Extracted data entries:

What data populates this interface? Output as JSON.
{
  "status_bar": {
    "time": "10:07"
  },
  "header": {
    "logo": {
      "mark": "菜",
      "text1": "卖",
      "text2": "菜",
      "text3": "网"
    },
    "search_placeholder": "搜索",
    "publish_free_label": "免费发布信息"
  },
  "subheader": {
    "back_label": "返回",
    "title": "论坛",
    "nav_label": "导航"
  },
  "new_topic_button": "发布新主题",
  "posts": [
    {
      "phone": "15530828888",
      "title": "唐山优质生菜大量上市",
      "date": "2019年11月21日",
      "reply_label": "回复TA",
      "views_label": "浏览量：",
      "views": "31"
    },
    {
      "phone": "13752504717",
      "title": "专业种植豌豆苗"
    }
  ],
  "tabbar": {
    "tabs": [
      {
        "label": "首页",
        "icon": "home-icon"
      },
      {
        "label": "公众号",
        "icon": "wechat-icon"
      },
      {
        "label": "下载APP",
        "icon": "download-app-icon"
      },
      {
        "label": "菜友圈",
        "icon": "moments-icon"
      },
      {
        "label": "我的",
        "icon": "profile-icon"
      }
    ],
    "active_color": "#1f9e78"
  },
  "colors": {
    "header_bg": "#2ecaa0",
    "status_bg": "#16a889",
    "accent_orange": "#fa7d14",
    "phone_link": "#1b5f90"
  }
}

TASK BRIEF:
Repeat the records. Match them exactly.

TASK RESULT:
What data populates this interface? Output as JSON.
{
  "status_bar": {
    "time": "10:07"
  },
  "header": {
    "logo": {
      "mark": "菜",
      "text1": "卖",
      "text2": "菜",
      "text3": "网"
    },
    "search_placeholder": "搜索",
    "publish_free_label": "免费发布信息"
  },
  "subheader": {
    "back_label": "返回",
    "title": "论坛",
    "nav_label": "导航"
  },
  "new_topic_button": "发布新主题",
  "posts": [
    {
      "phone": "15530828888",
      "title": "唐山优质生菜大量上市",
      "date": "2019年11月21日",
      "reply_label": "回复TA",
      "views_label": "浏览量：",
      "views": "31"
    },
    {
      "phone": "13752504717",
      "title": "专业种植豌豆苗"
    }
  ],
  "tabbar": {
    "tabs": [
      {
        "label": "首页",
        "icon": "home-icon"
      },
      {
        "label": "公众号",
        "icon": "wechat-icon"
      },
      {
        "label": "下载APP",
        "icon": "download-app-icon"
      },
      {
        "label": "菜友圈",
        "icon": "moments-icon"
      },
      {
        "label": "我的",
        "icon": "profile-icon"
      }
    ],
    "active_color": "#1f9e78"
  },
  "colors": {
    "header_bg": "#2ecaa0",
    "status_bg": "#16a889",
    "accent_orange": "#fa7d14",
    "phone_link": "#1b5f90"
  }
}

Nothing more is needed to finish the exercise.